(Website and app data records)
********

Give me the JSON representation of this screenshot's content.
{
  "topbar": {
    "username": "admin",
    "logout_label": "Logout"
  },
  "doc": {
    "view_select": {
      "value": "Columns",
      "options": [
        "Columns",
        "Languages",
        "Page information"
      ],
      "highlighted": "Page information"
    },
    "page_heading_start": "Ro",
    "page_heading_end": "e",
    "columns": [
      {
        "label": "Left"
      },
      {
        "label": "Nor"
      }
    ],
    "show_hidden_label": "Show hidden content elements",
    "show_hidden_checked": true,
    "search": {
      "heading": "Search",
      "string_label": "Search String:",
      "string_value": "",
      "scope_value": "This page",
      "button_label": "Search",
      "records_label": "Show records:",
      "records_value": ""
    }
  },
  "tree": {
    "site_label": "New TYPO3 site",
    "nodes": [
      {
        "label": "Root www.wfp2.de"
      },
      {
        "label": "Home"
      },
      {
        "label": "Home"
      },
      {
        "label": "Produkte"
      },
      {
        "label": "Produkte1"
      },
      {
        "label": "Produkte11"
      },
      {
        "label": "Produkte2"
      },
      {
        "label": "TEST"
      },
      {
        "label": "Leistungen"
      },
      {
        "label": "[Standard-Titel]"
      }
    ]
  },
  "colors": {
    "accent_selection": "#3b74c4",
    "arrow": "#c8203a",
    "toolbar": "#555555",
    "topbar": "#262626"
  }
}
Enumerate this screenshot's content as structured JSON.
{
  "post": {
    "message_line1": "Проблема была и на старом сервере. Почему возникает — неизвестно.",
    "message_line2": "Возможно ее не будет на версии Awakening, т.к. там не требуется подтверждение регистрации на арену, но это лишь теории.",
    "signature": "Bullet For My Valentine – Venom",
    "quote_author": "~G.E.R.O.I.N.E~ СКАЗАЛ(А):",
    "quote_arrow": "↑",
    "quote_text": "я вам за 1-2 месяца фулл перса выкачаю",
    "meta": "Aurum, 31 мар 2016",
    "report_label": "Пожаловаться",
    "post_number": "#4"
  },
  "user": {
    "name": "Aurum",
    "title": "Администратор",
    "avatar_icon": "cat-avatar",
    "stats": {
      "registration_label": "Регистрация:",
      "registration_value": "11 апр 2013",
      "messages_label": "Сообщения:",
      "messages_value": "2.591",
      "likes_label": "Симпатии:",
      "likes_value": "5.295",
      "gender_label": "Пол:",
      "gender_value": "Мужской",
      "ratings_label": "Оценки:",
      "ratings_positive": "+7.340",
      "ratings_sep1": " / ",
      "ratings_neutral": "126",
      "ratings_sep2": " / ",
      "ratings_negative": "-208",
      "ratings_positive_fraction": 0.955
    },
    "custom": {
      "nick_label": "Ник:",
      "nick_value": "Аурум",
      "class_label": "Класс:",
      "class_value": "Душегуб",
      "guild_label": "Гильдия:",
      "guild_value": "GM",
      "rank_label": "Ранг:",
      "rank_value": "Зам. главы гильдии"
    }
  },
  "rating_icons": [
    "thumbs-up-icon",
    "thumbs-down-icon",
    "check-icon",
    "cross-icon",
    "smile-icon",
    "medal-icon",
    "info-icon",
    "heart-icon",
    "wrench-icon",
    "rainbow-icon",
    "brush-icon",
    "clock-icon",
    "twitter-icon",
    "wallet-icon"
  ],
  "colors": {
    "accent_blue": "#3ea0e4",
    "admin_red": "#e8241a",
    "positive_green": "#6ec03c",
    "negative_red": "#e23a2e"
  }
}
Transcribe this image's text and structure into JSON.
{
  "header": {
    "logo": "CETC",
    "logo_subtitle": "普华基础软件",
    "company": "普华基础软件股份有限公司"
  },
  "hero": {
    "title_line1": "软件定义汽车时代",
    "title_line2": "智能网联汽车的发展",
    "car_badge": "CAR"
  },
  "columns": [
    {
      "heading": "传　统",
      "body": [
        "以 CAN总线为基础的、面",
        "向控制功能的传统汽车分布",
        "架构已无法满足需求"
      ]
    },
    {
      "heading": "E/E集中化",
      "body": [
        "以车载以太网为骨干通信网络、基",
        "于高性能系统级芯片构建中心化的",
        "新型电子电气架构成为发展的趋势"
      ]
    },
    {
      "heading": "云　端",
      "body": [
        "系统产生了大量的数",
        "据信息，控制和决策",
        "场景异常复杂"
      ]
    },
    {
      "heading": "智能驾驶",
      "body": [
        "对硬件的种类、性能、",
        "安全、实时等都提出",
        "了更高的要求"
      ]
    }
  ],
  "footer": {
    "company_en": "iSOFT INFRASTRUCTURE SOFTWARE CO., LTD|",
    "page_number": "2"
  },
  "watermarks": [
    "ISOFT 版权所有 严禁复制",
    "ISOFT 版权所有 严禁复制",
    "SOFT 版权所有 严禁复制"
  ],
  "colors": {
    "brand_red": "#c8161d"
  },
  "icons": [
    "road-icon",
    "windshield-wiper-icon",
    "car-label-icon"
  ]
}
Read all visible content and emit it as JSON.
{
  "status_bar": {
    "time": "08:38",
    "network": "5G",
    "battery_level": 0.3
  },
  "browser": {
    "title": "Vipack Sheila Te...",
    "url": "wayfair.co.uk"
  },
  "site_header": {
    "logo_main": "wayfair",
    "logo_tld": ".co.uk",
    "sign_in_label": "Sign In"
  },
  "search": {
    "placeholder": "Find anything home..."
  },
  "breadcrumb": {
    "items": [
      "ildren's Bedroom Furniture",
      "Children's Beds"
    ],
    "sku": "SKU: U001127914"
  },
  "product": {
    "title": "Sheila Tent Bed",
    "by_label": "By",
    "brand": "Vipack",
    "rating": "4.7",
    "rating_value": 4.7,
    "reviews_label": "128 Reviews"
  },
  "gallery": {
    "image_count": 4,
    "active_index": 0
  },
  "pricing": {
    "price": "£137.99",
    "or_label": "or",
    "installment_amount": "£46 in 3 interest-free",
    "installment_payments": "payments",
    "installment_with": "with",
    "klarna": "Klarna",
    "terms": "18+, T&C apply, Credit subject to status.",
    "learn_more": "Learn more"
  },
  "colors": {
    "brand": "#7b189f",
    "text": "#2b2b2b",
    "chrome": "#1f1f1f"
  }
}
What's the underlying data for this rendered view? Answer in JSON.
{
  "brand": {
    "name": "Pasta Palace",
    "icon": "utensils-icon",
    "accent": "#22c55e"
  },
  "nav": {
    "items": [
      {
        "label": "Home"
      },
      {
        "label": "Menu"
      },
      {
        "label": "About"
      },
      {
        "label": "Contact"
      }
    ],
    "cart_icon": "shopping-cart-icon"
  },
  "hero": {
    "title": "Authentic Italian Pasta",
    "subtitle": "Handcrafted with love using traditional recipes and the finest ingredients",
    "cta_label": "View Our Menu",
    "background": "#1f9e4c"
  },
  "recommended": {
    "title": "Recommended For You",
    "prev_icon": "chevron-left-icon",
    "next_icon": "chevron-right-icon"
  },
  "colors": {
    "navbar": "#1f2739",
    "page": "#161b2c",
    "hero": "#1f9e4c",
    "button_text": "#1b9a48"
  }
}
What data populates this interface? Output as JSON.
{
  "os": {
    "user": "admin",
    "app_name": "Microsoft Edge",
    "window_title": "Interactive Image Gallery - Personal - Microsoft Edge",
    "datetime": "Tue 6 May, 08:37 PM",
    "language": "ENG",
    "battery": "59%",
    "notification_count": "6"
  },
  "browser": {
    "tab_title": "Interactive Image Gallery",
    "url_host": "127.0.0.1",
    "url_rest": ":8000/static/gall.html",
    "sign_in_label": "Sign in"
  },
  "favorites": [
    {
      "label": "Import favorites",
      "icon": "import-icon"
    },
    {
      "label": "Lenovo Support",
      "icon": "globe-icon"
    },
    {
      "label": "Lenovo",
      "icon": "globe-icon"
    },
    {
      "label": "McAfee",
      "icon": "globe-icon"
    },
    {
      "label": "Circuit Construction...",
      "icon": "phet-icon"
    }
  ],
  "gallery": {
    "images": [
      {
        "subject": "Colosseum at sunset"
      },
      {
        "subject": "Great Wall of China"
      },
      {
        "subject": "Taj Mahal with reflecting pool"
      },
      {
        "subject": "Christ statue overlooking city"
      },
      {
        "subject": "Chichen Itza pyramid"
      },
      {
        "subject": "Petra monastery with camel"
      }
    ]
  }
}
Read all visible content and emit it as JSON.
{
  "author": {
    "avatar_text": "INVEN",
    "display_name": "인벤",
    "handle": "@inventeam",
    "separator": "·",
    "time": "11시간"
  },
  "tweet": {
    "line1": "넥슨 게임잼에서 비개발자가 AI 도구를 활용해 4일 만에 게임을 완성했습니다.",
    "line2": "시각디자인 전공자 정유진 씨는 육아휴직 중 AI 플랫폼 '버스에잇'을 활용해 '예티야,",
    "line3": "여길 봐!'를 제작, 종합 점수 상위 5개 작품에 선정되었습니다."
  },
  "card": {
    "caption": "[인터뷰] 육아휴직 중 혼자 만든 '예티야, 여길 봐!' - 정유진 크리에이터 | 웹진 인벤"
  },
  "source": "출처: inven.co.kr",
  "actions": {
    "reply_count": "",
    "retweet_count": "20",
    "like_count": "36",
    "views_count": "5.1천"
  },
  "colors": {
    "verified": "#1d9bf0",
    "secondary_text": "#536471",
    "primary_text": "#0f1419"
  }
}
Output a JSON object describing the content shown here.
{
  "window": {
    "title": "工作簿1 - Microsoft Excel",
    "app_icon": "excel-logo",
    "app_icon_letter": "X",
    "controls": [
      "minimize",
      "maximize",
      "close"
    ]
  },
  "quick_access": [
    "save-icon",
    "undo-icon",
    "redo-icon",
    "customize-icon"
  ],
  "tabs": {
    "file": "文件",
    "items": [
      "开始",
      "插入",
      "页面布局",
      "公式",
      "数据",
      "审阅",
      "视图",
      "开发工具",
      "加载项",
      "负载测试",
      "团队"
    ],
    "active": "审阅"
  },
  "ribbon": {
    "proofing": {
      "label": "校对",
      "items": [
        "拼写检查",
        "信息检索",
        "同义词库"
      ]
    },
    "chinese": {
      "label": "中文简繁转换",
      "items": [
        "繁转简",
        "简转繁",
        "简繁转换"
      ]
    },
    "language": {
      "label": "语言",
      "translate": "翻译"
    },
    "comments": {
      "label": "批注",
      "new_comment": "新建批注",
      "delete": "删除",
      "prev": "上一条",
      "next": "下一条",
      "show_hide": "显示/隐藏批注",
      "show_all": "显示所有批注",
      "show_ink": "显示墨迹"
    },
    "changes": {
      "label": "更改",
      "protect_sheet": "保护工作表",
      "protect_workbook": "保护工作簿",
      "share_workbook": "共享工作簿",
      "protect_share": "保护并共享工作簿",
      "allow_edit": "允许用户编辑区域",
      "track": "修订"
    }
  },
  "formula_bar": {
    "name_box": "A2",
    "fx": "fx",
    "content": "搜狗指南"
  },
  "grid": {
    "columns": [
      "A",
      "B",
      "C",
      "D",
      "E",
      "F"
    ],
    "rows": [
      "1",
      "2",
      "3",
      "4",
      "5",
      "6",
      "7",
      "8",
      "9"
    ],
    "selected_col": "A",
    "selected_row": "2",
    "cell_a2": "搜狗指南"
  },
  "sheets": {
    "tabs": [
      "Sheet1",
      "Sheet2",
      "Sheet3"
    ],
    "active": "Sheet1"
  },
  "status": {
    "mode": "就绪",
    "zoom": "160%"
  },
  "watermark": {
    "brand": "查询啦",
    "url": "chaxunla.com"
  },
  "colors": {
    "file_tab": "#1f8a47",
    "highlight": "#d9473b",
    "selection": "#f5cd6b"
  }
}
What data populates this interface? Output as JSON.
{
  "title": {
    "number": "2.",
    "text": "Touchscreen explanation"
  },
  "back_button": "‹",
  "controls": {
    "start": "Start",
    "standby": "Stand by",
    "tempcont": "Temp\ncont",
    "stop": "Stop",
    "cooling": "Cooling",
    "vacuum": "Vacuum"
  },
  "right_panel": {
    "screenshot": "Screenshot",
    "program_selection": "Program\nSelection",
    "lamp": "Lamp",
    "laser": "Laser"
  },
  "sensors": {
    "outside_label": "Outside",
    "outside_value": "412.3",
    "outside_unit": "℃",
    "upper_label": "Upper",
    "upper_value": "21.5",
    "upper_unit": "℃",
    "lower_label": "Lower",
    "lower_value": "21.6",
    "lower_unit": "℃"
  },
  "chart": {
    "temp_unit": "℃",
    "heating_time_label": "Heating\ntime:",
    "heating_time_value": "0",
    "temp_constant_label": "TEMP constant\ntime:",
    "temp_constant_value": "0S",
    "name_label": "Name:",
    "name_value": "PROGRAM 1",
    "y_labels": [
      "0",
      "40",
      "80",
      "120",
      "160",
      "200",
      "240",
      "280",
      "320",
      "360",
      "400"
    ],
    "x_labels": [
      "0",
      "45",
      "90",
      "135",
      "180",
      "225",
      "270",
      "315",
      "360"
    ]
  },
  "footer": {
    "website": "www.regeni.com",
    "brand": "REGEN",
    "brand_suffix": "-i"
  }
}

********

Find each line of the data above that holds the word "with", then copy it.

    "installment_with": "with",
    "subtitle": "Handcrafted with love using traditional recipes and the finest ingredients",
        "subject": "Taj Mahal with reflecting pool"
        "subject": "Petra monastery with camel"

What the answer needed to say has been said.